Senior Correspondent Charlie Clark joined Government Executive in the fall of 2009. He has been on staff at The Washington Post, Congressional Quarterly, National Journal, Time-Life Books, Tax Analysts, the Association of Governing Boards of Universities and Colleges, and the National Center on Education and the Economy. He has written or edited online news, daily news stories, long features, wire copy, magazines, books and organizational media strategies.
Results 1051-1060 of 1507

TSA on 'Recombobulation'

April 6, 2012 For decades it has been illegal for airline passengers to joke in front of security officials about threats such as hijackings. But that doesn’t mean humor is never called for, even among employees of the Transportation Security Administration.

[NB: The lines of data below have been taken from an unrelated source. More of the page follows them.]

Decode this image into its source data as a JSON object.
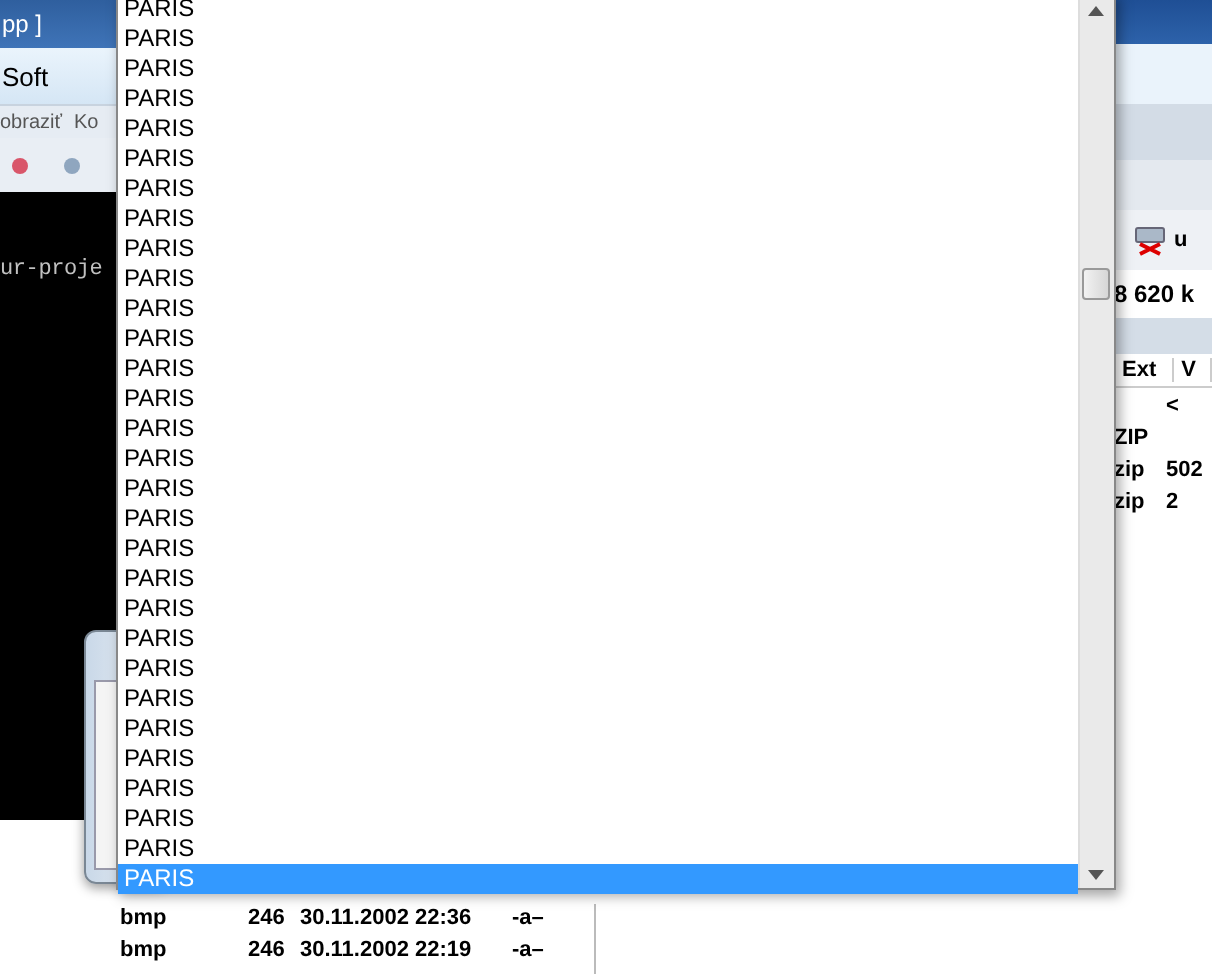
{
  "left_window": {
    "title": "pp ]",
    "app_name": "Soft",
    "menu": [
      "obraziť",
      "Ko"
    ],
    "console_text": "ur-proje"
  },
  "right_window": {
    "toolbar_label": "u",
    "free_space": "8 620 k",
    "columns": [
      "Ext",
      "V"
    ],
    "rows": [
      {
        "v": "<"
      },
      {
        "ext": "ZIP"
      },
      {
        "ext": "zip",
        "v": "502"
      },
      {
        "ext": "zip",
        "v": "2"
      }
    ]
  },
  "file_rows": [
    {
      "ext": "bmp",
      "size": "246",
      "date": "30.11.2002 22:36",
      "attrs": "-a–"
    },
    {
      "ext": "bmp",
      "size": "246",
      "date": "30.11.2002 22:19",
      "attrs": "-a–"
    }
  ],
  "dropdown": {
    "items": [
      {
        "label": "PARIS",
        "selected": false
      },
      {
        "label": "PARIS",
        "selected": false
      },
      {
        "label": "PARIS",
        "selected": false
      },
      {
        "label": "PARIS",
        "selected": false
      },
      {
        "label": "PARIS",
        "selected": false
      },
      {
        "label": "PARIS",
        "selected": false
      },
      {
        "label": "PARIS",
        "selected": false
      },
      {
        "label": "PARIS",
        "selected": false
      },
      {
        "label": "PARIS",
        "selected": false
      },
      {
        "label": "PARIS",
        "selected": false
      },
      {
        "label": "PARIS",
        "selected": false
      },
      {
        "label": "PARIS",
        "selected": false
      },
      {
        "label": "PARIS",
        "selected": false
      },
      {
        "label": "PARIS",
        "selected": false
      },
      {
        "label": "PARIS",
        "selected": false
      },
      {
        "label": "PARIS",
        "selected": false
      },
      {
        "label": "PARIS",
        "selected": false
      },
      {
        "label": "PARIS",
        "selected": false
      },
      {
        "label": "PARIS",
        "selected": false
      },
      {
        "label": "PARIS",
        "selected": false
      },
      {
        "label": "PARIS",
        "selected": false
      },
      {
        "label": "PARIS",
        "selected": false
      },
      {
        "label": "PARIS",
        "selected": false
      },
      {
        "label": "PARIS",
        "selected": false
      },
      {
        "label": "PARIS",
        "selected": false
      },
      {
        "label": "PARIS",
        "selected": false
      },
      {
        "label": "PARIS",
        "selected": false
      },
      {
        "label": "PARIS",
        "selected": false
      },
      {
        "label": "PARIS",
        "selected": false
      },
      {
        "label": "PARIS",
        "selected": true
      }
    ]
  }
}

For several years now the Milwaukee County airport has livened up its ...

IRS commissioner won’t stay for second term

April 5, 2012 Internal Revenue Commissioner Doug Shulman said he plans to leave the agency when his five-year term ends in November. In a speech Thursday at the National Press Club, he also expressed hope that Congress would not wait until after the presidential election to address expiring tax provisions such as the ...

Diplomats demand pet parity

April 5, 2012 A grass-roots movement within the American Foreign Service Association is pressing United Airlines to give U.S. diplomatic families the same reduced prices for transporting family pets as the carrier extended last month to military families moving to permanent new assignments. Some 3,000 members of the 16,000-strong diplomats union have written ...

Obama signs STOCK Act requiring financial disclosure by federal employees

April 4, 2012 In one of Washington’s rare bipartisan bill-signing ceremonies, President Obama on Wednesday enacted the STOCK Act, a set of new financial disclosure requirements designed to prevent insider trading based on information gathered in the course of work by members of Congress and top executive branch officials. At a ceremony in ...

GSA Turns the Page

April 4, 2012 It took a couple of days, but the shell-shocked employees of the General Services Administration have finally updated the agency’s public website to reflect the departures on Monday of Administrator Martha Johnson and two top leaders. A photo and bio of acting administrator Dan Tangherlini sits now on the home ...

GSA turmoil will live on in congressional hearings

April 3, 2012 The revelations of spending excesses at a Las Vegas training conference will keep General Services Administration officials in the hot seat in the coming weeks as both chambers of Congress rev up for hearings on the agency’s inspector general report and broader performance issues. Rep. John Mica, R-Fla., chairman of ...

Lavish Las Vegas conference costs top GSA officials their jobs

April 2, 2012 This story has been updated. Top officials of the General Services Administration left the agency Monday as the GSA inspector general’s office readied a “scathing” report on wasteful spending at a Las Vegas training conference in 2010. As first reported by The Washington Post, Martha Johnson submitted her resignation, and ...

White House summit cranks up push to better inform the public

April 2, 2012 An all-day summit on a White House consumer awareness effort held on Friday in the National Archives and Records Administration auditorium is being called a success by the agency, academic and nonprofit sector representatives who attended the closed-to-the-press meeting. Cass Sunstein, the Obama administration’s chief of Information and Regulatory Affairs, ...

Suspension and debarment often misunderstood, contractors told

March 30, 2012 Though viewed by industry as a punishment, the government’s suspension and debarment procedure for errant contractors is designed to be an “instantaneous” way to protect taxpayers from irresponsible spending, a panel of procurement officials agreed on Thursday. They parted ways, however, on whether the current rules afford sufficient due process ...

Government curbs improper payments -- but not enough

March 29, 2012 The government is sending out fewer checks to undeserving recipients but better management -- possibly aided by new legislation -- still is necessary to truly tackle the problem of improper payments, a Senate panel was told. Improper government payments to shady contractors, deceased Medicaid clients, ineligible grantees and others had ...